Law enforcement track cellphones without warrants. "Warrant-less search"
Rob Houglum. We the People Monday, April 23, 2012
In August 2011 the ACLU issued public documentation requests to over 380 state and local law enforcement agencies and found that nearly all of the departments that replied tracked cellphones, most without warrants.
The majority of the 200 agencies that replied engaged in some cellphone tracking. Only a handful of those stated that they constantly seek warrants and demonstrate possible cause before tracking mobile phones, according to the ACLU report.
Most law enforcement agencies said they track phones to analyze crimes, while others claimed they use tracking only in emergencies like a missing people case. Only 10 agencies stated that they never use mobile phone tracking.

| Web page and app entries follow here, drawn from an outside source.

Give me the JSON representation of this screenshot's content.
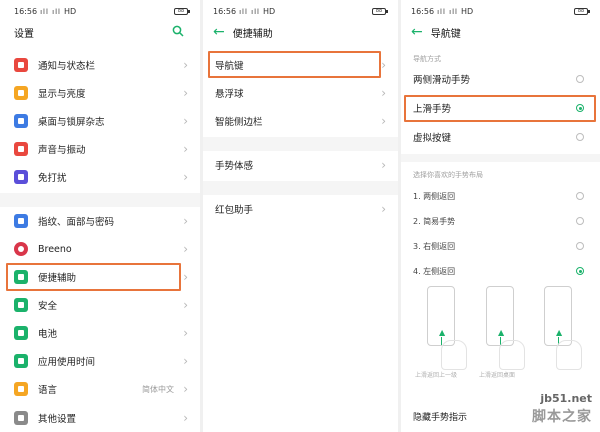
{
  "panel1": {
    "status": {
      "time": "16:56",
      "signal": "ıll ıll",
      "network": "HD",
      "battery": "88"
    },
    "title": "设置",
    "items": [
      {
        "label": "通知与状态栏",
        "icon": "notification-icon",
        "color": "#e9483f"
      },
      {
        "label": "显示与亮度",
        "icon": "brightness-icon",
        "color": "#f5a623"
      },
      {
        "label": "桌面与锁屏杂志",
        "icon": "wallpaper-icon",
        "color": "#3d7be3"
      },
      {
        "label": "声音与振动",
        "icon": "sound-icon",
        "color": "#e9483f"
      },
      {
        "label": "免打扰",
        "icon": "moon-icon",
        "color": "#5b4fd9"
      },
      {
        "label": "指纹、面部与密码",
        "icon": "fingerprint-icon",
        "color": "#3d7be3"
      },
      {
        "label": "Breeno",
        "icon": "breeno-icon",
        "color": "#d9364a"
      },
      {
        "label": "便捷辅助",
        "icon": "accessibility-icon",
        "color": "#1bb26b"
      },
      {
        "label": "安全",
        "icon": "shield-icon",
        "color": "#1bb26b"
      },
      {
        "label": "电池",
        "icon": "battery-icon",
        "color": "#1bb26b"
      },
      {
        "label": "应用使用时间",
        "icon": "app-time-icon",
        "color": "#1bb26b"
      },
      {
        "label": "语言",
        "icon": "language-icon",
        "color": "#f5a623",
        "value": "简体中文"
      },
      {
        "label": "其他设置",
        "icon": "more-settings-icon",
        "color": "#8a8a8a"
      }
    ]
  },
  "panel2": {
    "status": {
      "time": "16:56",
      "signal": "ıll ıll",
      "network": "HD",
      "battery": "88"
    },
    "title": "便捷辅助",
    "items": [
      {
        "label": "导航键"
      },
      {
        "label": "悬浮球"
      },
      {
        "label": "智能侧边栏"
      },
      {
        "label": "手势体感"
      },
      {
        "label": "红包助手"
      }
    ]
  },
  "panel3": {
    "status": {
      "time": "16:56",
      "signal": "ıll ıll",
      "network": "HD",
      "battery": "88"
    },
    "title": "导航键",
    "section1": "导航方式",
    "modes": [
      {
        "label": "两侧滑动手势",
        "selected": false
      },
      {
        "label": "上滑手势",
        "selected": true
      },
      {
        "label": "虚拟按键",
        "selected": false
      }
    ],
    "section2": "选择你喜欢的手势布局",
    "layouts": [
      {
        "label": "1. 两侧返回",
        "selected": false
      },
      {
        "label": "2. 简易手势",
        "selected": false
      },
      {
        "label": "3. 右侧返回",
        "selected": false
      },
      {
        "label": "4. 左侧返回",
        "selected": true
      }
    ],
    "gesture_captions": [
      "上滑返回上一级",
      "上滑返回桌面"
    ],
    "hidden_label": "隐藏手势指示",
    "watermark_url": "jb51.net",
    "watermark_logo": "脚本之家"
  }
}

Some law enforcement agencies provided enough paperwork to color a detailed picture of telephone tracking activities. As an example, Raleigh, North Carolina, tracks masses of cellphones a year based on invoices from phone corporations. In Wilson County, North Carolina, police get historical tracking info where it's "relevant and material" to a continual investigation, a standard the ACLU notes is lower than possible cause.
Police in Lincoln, Nebraska, obtain GPS location info on telephones without demonstrating probable cause. GPS location information is rather more precise than cell tower location information, according to the ACLU.
Additionally, the ACLU notes that cellphone tracking has gotten so common that phone firms have manuals that explain to police what data the companies store, how much they require payment for access to info and what's needed for police to access it.
But some law enforcement agencies do seek warrants and possible cause before tracking phones. Police in the County of Hawaii, Hawaii, Wichita, Kansas and Lexington, Kentucky, do seek a warrant and probable cause.
The ACLU claims that if "police departments can protect both public safety and privacy by meeting the warrant and possible cause needs, then surely other agencies can as well."
The civil liberties organisation disagrees that mobile phone corporations have made transparency worse by hiding how long they store location information. For example, Run keeps tracking records for as many as two years and ATT maintains records from July 2008, according to the U.S. Office of Justice.
In a public letter to wireless carriers, the ACLU implores them to "stop customarily maintaining data about your customers' location history that you should happen to collect as a byproduct of how mobile technology works," and asks them to disclose how information is being kept and give purchasers more control over how their info is utilized.
The ACLU is not alone in its concern. Members of both chambers of Congress have introduced legislation that will require law enforcement agencies to obtain a warrant before tracking cellphone information. The act, known as the Geolocation Privacy and Surveillance ( GPS ) Act, has bipartisan support but hasn't yet moved out of board.
"Law enforcement, in my mind, has overstepped its bounds and thrown out lots of our 4th Amendment rights," said Utah Republican Rep. Jason Chaffetz.
Another effort is being manufactured by Vermont Democratic Sen. Patrick Leahy, to update the 1986 Electronic Communications Privacy Act ( ECPA ), which includes "a warrant need for realtime tracking, but not for historic location information."
"I think the American public deserves and expects a degree of personal privacy," asserted Chaffetz. "We in The United States do not work on a hypothesis of guilt."
Tags: ACLU, GPS, Warrant-less search